Afghanistan: Vote on Sanctions Draft Resolution*
This afternoon (17 December), the Security Council is expected to vote on a draft resolution renewing the mandate of the Monitoring Team supporting the 1988 Afghanistan Sanctions Committee.
The same Monitoring Team supports the 1988 Afghanistan Sanctions Committee and the 1267/1989/2253 Islamic State in Iraq and the Levant (ISIL/Da’esh) and Al-Qaida Sanctions Committee. A vote on a draft resolution updating the 1267/1989/2253 ISIL/Da’esh and Al-Qaida sanctions regime is also expected to take place this afternoon.
The draft text in blue renews the mandate of the Monitoring Team supporting the 1988 Afghanistan Sanctions Committee for a period of one year. The operative section of the draft resolution is nearly the same as that of resolution 2557 of 18 December 2020, which most recently renewed the Monitoring Team’s mandate. The only amendment to the operative section of the resolution is the removal of references to the “Government of Afghanistan” in light of the Taliban’s seizure of power in August. This change to the text was apparently acceptable to all Council members and was not contentious.
The US, the penholder on Afghanistan sanctions, circulated a first draft of the resolution on 10 December. After receiving input from Council members, the penholder placed the draft under silence on Tuesday (14 December), which was broken that same day. A revised draft was then placed in blue on Wednesday (15 December).
It seems that most of the discussion during the negotiations centred on proposed new language in the preambular paragraphs. This was also the case during the negotiations on resolution 2557. The penholder apparently included language in the zero draft that called on all parties to allow unhindered access for UN staff and other humanitarian actors, including female staff, to facilitate the delivery of humanitarian assistance to all those in need.
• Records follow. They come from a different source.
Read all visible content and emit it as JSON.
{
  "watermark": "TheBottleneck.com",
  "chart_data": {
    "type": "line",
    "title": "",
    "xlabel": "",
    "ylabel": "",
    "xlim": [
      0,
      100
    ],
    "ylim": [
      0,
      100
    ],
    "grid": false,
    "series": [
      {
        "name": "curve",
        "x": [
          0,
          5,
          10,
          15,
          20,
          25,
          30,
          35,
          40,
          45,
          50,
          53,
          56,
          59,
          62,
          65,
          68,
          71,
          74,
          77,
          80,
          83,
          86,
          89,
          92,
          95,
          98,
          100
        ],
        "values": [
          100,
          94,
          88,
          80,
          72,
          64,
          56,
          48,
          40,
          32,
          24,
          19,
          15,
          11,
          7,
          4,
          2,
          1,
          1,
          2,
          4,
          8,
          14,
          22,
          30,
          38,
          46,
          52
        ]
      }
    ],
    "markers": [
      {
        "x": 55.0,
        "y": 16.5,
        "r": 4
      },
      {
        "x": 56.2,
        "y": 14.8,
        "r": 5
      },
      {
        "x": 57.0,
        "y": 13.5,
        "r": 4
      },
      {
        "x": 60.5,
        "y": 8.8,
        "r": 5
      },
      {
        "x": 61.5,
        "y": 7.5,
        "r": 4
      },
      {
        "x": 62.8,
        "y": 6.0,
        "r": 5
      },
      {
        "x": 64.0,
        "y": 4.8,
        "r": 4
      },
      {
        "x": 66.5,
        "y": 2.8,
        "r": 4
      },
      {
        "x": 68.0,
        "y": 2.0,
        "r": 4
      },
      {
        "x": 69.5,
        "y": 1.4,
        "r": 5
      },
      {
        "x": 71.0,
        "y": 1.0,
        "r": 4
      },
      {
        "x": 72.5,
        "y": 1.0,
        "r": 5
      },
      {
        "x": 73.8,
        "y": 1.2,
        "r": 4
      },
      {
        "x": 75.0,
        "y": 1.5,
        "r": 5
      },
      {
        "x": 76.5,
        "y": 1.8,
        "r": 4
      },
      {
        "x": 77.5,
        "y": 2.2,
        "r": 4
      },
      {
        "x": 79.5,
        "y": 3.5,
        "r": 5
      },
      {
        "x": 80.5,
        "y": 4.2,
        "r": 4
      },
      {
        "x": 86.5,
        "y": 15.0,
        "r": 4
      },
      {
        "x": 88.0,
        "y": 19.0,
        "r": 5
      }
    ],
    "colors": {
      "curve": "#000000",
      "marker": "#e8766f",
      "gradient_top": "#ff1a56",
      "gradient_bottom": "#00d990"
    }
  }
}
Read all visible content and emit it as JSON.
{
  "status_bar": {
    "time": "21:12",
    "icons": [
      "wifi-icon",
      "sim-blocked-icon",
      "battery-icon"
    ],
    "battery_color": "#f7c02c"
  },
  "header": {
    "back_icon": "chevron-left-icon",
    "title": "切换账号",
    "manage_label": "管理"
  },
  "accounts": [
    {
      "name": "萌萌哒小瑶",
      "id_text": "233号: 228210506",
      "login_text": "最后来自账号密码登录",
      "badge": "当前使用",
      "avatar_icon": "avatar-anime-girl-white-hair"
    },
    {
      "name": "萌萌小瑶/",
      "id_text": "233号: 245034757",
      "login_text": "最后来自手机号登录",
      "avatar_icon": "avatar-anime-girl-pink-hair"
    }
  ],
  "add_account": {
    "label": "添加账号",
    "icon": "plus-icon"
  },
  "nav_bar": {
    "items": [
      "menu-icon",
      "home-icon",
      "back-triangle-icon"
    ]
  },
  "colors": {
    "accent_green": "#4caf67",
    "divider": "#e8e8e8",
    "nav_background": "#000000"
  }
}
Other new language encouraged the establishment of an inclusive government in Afghanistan, including the full and meaningful participation of women. Although these proposals were supported by several Council members—including European members of the Council—they were ultimately not incorporated in the draft resolution in blue. It seems that other members preferred that the draft resolution adhere closely to the substance of resolution 2557, with minimal changes to the text.
A new element that was retained in the draft resolution in blue is language on human rights and the protection of civilians. This provision, which was supported by several members, reaffirms “the importance of upholding human rights including those of women, children and members of vulnerable populations and minorities”. The draft text in blue also emphasises that all parties “must respect their obligations under international humanitarian law in all circumstances, including those related to the protection of civilians”.
It seems that references to the Taliban were a divisive area of discussion during the negotiations. The zero draft of the resolution apparently included language from resolution 2557 which expressed concern regarding violent activities by the Taliban and associated groups, including the Haqqani Network, and ongoing terrorist activities by Al-Qaida, the Islamic State in Iraq and the Levant (ISIL/Da’esh), and their affiliates in Afghanistan. However, some members—including China and Russia—apparently wanted these references to the Taliban and associated groups removed from the text. Although other members, such as France and India, wanted these references to remain in the resolution, they were ultimately not retained in the draft text in blue.
*Post-script: On 17 December 2021, the Security Council unanimously adopted resolution 2611, renewing the mandate of the Monitoring Team supporting the 1988 Afghanistan Sanctions Committee for a period of one year.